== Segment start ==

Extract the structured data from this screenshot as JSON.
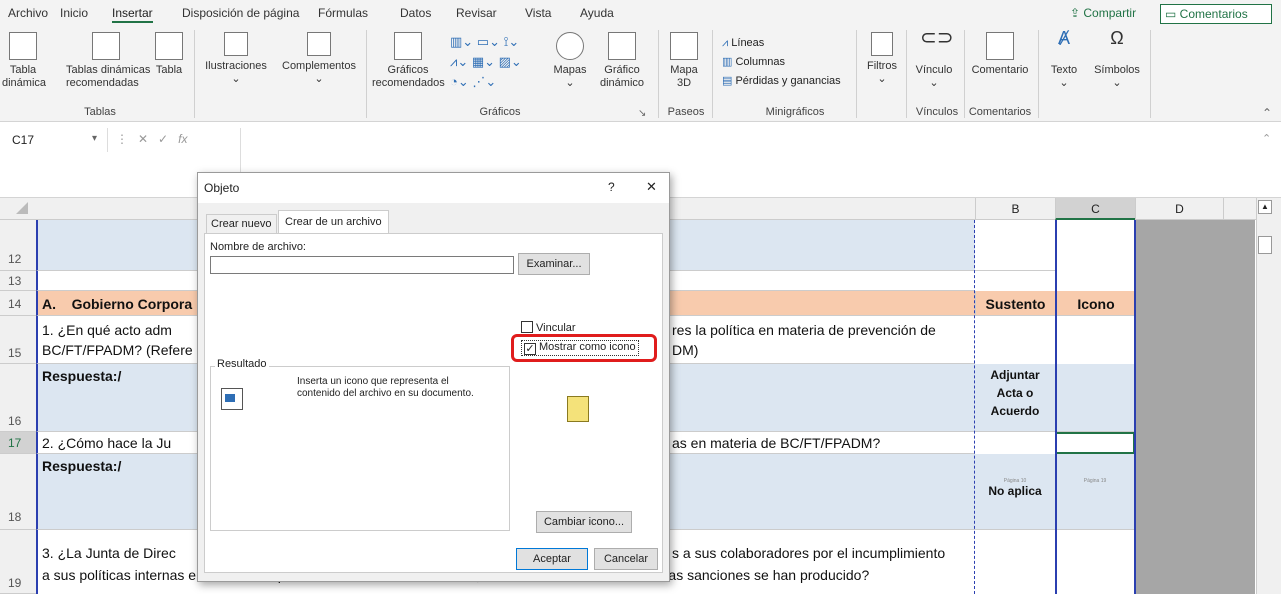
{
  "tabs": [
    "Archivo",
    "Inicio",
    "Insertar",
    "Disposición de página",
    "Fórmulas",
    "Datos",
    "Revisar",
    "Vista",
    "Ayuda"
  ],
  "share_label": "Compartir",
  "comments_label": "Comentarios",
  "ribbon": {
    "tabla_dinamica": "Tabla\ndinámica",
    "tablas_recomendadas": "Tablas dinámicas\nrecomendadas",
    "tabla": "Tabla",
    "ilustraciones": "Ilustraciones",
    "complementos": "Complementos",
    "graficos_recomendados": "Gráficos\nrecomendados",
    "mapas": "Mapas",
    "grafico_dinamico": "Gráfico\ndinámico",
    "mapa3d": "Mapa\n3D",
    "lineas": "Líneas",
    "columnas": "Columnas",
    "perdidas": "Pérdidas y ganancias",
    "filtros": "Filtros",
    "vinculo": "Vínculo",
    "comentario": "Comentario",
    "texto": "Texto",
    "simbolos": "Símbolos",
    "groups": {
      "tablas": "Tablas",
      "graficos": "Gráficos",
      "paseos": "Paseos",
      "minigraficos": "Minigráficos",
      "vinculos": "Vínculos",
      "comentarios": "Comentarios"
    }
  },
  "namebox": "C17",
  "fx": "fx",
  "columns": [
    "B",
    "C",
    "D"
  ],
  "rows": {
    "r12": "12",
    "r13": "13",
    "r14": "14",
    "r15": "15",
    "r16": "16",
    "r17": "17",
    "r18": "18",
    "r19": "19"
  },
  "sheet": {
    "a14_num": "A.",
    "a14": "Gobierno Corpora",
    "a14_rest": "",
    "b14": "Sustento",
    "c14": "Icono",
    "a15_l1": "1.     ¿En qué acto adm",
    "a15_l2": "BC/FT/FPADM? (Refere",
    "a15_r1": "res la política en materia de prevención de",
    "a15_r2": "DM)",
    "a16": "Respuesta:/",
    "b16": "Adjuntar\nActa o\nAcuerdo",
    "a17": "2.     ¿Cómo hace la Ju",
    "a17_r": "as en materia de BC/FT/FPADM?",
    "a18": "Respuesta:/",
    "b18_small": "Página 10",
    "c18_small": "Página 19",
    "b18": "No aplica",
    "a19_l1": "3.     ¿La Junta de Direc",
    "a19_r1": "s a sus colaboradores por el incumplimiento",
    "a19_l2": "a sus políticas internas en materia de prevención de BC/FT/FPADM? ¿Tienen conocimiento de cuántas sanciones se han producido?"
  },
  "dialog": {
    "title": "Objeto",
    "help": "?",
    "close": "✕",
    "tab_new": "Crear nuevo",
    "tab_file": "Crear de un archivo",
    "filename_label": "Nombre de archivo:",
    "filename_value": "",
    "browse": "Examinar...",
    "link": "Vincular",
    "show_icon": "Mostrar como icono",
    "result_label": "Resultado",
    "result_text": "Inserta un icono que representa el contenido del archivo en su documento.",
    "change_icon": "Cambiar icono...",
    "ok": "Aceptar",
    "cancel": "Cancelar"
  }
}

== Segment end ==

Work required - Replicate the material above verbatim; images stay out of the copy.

Response to this task -
Extract the structured data from this screenshot as JSON.
{
  "tabs": [
    "Archivo",
    "Inicio",
    "Insertar",
    "Disposición de página",
    "Fórmulas",
    "Datos",
    "Revisar",
    "Vista",
    "Ayuda"
  ],
  "share_label": "Compartir",
  "comments_label": "Comentarios",
  "ribbon": {
    "tabla_dinamica": "Tabla\ndinámica",
    "tablas_recomendadas": "Tablas dinámicas\nrecomendadas",
    "tabla": "Tabla",
    "ilustraciones": "Ilustraciones",
    "complementos": "Complementos",
    "graficos_recomendados": "Gráficos\nrecomendados",
    "mapas": "Mapas",
    "grafico_dinamico": "Gráfico\ndinámico",
    "mapa3d": "Mapa\n3D",
    "lineas": "Líneas",
    "columnas": "Columnas",
    "perdidas": "Pérdidas y ganancias",
    "filtros": "Filtros",
    "vinculo": "Vínculo",
    "comentario": "Comentario",
    "texto": "Texto",
    "simbolos": "Símbolos",
    "groups": {
      "tablas": "Tablas",
      "graficos": "Gráficos",
      "paseos": "Paseos",
      "minigraficos": "Minigráficos",
      "vinculos": "Vínculos",
      "comentarios": "Comentarios"
    }
  },
  "namebox": "C17",
  "fx": "fx",
  "columns": [
    "B",
    "C",
    "D"
  ],
  "rows": {
    "r12": "12",
    "r13": "13",
    "r14": "14",
    "r15": "15",
    "r16": "16",
    "r17": "17",
    "r18": "18",
    "r19": "19"
  },
  "sheet": {
    "a14_num": "A.",
    "a14": "Gobierno Corpora",
    "a14_rest": "",
    "b14": "Sustento",
    "c14": "Icono",
    "a15_l1": "1.     ¿En qué acto adm",
    "a15_l2": "BC/FT/FPADM? (Refere",
    "a15_r1": "res la política en materia de prevención de",
    "a15_r2": "DM)",
    "a16": "Respuesta:/",
    "b16": "Adjuntar\nActa o\nAcuerdo",
    "a17": "2.     ¿Cómo hace la Ju",
    "a17_r": "as en materia de BC/FT/FPADM?",
    "a18": "Respuesta:/",
    "b18_small": "Página 10",
    "c18_small": "Página 19",
    "b18": "No aplica",
    "a19_l1": "3.     ¿La Junta de Direc",
    "a19_r1": "s a sus colaboradores por el incumplimiento",
    "a19_l2": "a sus políticas internas en materia de prevención de BC/FT/FPADM? ¿Tienen conocimiento de cuántas sanciones se han producido?"
  },
  "dialog": {
    "title": "Objeto",
    "help": "?",
    "close": "✕",
    "tab_new": "Crear nuevo",
    "tab_file": "Crear de un archivo",
    "filename_label": "Nombre de archivo:",
    "filename_value": "",
    "browse": "Examinar...",
    "link": "Vincular",
    "show_icon": "Mostrar como icono",
    "result_label": "Resultado",
    "result_text": "Inserta un icono que representa el contenido del archivo en su documento.",
    "change_icon": "Cambiar icono...",
    "ok": "Aceptar",
    "cancel": "Cancelar"
  }
}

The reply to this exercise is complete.